Some observations from their discussion:
Yellen believes we are running out of slack in the labour market and that the U.S. economy cannot continue to have job growth of 180,000 to 200,000 a month without putting more pressure on the labour market. She suggested that there may be a tiny bit of slack in the prime-age male participation rate, but overall, our natural rate of employment growth should be 80,000 to 120,000. Yellen further sees the bounce in the participation rate in last month’s employment report as temporary and unsustainable. This big-picture worldview is what leads to the three to four quarter-point interest rate hikes that many are factoring in for 2018, and nothing Yellen said suggests any hesitation on the Federal Reserve (Fed) embarking on this course.

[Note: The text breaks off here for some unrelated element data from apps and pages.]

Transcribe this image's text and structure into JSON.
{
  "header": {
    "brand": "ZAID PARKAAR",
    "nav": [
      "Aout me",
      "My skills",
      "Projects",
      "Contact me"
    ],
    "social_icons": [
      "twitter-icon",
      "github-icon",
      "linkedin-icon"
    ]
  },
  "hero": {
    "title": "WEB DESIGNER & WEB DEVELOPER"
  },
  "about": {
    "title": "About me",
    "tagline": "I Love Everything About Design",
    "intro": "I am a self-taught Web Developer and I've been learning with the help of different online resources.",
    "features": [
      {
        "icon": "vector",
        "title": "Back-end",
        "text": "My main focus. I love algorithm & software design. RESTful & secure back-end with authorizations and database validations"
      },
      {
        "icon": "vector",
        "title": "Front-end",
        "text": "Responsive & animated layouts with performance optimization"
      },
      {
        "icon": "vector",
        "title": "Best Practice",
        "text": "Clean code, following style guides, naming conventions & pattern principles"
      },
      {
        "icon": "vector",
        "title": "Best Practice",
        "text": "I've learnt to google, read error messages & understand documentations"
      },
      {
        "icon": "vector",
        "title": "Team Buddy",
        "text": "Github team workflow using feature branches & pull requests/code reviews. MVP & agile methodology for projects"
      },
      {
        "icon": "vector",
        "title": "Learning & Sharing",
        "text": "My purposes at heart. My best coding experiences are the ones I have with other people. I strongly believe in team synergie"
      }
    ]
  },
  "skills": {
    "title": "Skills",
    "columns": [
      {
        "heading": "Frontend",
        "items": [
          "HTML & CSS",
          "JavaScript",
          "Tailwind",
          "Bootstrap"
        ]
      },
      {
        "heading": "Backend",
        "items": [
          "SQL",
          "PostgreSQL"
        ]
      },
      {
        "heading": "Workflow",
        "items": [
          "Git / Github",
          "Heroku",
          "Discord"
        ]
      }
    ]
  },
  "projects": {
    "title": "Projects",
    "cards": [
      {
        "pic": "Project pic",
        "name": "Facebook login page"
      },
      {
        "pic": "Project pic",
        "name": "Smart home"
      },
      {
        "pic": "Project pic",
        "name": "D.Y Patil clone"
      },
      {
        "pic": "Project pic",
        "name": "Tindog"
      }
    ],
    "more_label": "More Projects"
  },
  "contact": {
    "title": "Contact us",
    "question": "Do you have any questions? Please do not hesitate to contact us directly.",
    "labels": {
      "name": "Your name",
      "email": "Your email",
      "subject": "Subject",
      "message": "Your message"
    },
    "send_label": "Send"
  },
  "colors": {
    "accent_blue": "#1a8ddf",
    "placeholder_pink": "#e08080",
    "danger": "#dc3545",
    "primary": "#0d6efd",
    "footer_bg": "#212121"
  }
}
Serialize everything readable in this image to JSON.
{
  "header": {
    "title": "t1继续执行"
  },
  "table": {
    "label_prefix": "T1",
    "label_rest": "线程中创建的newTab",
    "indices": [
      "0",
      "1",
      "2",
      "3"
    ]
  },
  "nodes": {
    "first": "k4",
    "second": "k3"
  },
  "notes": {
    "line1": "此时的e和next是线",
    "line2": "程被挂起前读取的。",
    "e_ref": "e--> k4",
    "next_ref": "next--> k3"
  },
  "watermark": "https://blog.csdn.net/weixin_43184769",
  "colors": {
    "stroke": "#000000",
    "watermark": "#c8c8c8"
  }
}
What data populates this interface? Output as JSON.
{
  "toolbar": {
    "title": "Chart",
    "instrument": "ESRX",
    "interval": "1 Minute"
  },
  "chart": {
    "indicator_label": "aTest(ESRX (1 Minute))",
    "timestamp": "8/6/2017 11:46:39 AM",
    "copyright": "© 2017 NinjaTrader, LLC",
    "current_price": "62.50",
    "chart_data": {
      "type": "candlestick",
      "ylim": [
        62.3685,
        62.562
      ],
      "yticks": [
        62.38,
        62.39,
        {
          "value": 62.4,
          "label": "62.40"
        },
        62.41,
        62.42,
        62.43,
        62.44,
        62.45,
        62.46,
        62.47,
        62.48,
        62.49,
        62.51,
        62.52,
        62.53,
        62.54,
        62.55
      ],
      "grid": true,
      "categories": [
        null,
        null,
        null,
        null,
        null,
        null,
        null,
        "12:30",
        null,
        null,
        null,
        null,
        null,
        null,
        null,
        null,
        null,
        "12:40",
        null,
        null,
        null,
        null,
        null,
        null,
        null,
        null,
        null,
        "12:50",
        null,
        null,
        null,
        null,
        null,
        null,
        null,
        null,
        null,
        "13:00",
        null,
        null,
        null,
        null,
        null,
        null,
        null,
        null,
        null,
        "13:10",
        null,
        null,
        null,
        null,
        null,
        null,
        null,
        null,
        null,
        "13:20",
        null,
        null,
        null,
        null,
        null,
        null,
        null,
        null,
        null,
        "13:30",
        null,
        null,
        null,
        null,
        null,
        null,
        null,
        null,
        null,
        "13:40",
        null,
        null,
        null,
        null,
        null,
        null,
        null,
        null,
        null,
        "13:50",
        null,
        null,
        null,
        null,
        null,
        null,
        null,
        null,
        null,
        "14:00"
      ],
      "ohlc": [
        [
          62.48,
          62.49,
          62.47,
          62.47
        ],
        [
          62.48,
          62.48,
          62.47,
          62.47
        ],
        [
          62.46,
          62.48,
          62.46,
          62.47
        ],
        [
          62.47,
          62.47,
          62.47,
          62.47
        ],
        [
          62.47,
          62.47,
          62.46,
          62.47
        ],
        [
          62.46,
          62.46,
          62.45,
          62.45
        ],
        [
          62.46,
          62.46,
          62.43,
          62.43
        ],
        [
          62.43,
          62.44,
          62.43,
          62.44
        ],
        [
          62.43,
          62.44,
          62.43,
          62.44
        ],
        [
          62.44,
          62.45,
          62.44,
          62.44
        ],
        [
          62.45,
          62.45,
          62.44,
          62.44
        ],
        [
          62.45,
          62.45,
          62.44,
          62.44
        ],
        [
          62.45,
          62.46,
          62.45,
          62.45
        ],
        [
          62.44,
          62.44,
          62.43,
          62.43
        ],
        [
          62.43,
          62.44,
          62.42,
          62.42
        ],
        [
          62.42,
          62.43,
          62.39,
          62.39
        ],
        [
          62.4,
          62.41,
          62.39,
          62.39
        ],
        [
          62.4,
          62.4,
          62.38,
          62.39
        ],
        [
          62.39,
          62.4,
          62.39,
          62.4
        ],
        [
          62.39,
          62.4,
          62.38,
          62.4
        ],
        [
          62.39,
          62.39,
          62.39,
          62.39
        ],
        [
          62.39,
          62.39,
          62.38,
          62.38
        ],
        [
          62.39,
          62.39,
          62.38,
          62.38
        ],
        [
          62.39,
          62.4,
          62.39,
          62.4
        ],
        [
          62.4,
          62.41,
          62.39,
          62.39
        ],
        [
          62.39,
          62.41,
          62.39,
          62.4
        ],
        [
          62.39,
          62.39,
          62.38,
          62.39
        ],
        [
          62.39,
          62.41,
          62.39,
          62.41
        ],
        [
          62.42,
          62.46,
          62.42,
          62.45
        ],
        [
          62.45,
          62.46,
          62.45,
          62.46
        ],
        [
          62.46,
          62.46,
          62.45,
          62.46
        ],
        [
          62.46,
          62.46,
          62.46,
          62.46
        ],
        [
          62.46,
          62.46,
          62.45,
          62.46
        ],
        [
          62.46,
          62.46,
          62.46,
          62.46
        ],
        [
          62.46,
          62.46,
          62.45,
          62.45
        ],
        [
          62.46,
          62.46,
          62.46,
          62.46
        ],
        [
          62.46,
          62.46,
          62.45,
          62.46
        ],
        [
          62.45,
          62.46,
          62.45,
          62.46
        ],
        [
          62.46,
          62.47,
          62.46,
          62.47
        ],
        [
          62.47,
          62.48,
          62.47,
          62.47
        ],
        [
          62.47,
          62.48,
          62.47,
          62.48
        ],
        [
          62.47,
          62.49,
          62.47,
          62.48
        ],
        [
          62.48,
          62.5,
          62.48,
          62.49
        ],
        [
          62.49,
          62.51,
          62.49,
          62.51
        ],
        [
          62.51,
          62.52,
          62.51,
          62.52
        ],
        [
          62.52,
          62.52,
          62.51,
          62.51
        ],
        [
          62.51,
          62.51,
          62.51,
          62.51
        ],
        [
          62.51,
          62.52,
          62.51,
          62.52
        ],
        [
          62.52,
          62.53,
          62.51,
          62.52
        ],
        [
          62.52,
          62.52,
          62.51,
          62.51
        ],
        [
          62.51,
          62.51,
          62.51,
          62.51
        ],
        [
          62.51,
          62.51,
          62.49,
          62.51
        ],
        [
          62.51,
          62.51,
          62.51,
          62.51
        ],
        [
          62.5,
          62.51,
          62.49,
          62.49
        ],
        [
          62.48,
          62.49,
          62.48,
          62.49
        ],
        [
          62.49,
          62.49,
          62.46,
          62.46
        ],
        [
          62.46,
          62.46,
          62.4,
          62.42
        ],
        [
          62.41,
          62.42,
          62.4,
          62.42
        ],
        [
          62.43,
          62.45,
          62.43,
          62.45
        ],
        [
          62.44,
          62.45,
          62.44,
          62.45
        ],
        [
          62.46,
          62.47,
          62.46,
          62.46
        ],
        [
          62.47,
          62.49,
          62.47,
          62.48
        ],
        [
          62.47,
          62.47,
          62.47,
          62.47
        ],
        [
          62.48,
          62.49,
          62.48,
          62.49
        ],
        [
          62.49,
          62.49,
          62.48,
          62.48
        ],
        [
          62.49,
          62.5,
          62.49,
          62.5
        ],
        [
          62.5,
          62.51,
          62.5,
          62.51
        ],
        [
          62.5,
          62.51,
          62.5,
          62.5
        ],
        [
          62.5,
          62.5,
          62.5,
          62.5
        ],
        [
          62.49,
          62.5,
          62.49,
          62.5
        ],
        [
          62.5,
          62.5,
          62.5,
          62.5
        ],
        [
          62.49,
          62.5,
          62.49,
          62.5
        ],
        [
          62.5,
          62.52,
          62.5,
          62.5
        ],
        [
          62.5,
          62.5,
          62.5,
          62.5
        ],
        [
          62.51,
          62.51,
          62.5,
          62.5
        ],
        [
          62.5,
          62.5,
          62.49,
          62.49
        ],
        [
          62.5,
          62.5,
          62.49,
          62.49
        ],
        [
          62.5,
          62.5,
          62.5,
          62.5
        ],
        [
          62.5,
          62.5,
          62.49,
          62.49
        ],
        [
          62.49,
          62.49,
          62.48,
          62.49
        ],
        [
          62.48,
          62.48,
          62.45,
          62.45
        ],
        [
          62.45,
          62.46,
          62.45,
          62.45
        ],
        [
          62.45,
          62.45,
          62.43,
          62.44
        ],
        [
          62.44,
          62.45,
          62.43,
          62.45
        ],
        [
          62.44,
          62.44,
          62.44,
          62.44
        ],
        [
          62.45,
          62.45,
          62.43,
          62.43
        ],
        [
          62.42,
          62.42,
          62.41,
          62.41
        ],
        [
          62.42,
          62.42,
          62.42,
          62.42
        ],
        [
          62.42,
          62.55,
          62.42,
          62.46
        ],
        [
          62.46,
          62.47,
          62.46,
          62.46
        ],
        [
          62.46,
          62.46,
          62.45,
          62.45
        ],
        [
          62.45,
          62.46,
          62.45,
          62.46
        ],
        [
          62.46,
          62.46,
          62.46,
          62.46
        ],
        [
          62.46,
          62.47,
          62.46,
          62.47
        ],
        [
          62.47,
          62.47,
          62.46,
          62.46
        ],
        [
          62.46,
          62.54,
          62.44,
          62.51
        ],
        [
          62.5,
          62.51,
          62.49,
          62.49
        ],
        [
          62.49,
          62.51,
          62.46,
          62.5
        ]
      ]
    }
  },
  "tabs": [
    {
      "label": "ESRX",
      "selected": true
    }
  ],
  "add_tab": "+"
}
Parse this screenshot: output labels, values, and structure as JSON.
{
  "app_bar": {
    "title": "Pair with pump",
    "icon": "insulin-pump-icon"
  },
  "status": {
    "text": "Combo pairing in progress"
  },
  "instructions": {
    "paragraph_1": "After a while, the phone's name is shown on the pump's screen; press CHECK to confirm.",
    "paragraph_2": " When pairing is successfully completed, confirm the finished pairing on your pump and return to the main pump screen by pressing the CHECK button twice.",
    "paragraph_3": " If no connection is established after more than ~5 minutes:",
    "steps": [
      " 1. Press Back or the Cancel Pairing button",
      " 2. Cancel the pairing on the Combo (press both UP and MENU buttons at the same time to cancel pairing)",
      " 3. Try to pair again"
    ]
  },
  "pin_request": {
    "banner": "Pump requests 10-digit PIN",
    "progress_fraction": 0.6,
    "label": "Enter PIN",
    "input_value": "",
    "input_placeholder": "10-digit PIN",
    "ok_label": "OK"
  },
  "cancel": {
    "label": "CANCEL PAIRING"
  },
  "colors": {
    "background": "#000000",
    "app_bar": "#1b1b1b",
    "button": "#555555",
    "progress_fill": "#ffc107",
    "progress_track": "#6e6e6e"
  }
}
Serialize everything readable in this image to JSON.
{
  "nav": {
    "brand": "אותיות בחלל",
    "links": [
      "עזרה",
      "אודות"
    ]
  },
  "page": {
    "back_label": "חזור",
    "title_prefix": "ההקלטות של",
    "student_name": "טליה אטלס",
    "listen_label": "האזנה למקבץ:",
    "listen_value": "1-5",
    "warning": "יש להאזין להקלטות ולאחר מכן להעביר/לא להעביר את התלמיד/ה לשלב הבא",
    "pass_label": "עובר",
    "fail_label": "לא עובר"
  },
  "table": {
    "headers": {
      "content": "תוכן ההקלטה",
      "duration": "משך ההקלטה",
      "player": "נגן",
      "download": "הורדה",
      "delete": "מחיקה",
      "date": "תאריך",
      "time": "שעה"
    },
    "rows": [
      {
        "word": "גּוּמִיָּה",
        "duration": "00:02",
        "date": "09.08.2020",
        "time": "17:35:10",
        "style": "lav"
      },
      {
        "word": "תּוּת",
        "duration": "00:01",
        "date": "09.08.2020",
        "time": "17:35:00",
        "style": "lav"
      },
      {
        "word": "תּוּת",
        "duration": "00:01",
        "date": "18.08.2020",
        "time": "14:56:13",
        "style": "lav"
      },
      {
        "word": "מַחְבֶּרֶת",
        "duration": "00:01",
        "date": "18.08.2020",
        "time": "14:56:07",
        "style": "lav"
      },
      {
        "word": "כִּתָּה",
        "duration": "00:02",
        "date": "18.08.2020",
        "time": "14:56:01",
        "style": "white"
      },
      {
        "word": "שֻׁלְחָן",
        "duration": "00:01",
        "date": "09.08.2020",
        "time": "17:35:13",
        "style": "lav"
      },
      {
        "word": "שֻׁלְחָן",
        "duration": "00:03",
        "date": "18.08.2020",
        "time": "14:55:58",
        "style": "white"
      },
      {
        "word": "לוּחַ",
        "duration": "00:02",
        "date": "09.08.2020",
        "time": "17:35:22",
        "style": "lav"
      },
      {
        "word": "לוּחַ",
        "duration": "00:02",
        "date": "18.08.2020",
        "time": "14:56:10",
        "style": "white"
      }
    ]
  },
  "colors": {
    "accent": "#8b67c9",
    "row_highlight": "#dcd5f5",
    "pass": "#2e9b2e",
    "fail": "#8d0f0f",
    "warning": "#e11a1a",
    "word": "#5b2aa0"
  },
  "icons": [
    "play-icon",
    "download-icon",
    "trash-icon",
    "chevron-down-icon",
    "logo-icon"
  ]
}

Yellen is quite concerned about long-term deficits, and she worries that fiscal spending is out of control. This could be compounded by worries about the Fed running off its balance sheet, which could lead to a spiralling of interest rates.
Regarding productivity, Yellen is not a pessimist in the long run, but she doesn’t know why productivity growth has been so low in recent years.
Siegel asked Yellen about stock prices, and she did think they were high but not unusually so given the low-interest-rate scenario. She did say that commercial real estate is high, but this judgment also ties into the long-run view of the appropriate level of interest rates.
All in all, it was a great conversation and an honour for Professor Siegel to be the first to interview Yellen outside of Washington since she stepped down as chair of the Fed.
You can listen to the full conversation at the podcast link below.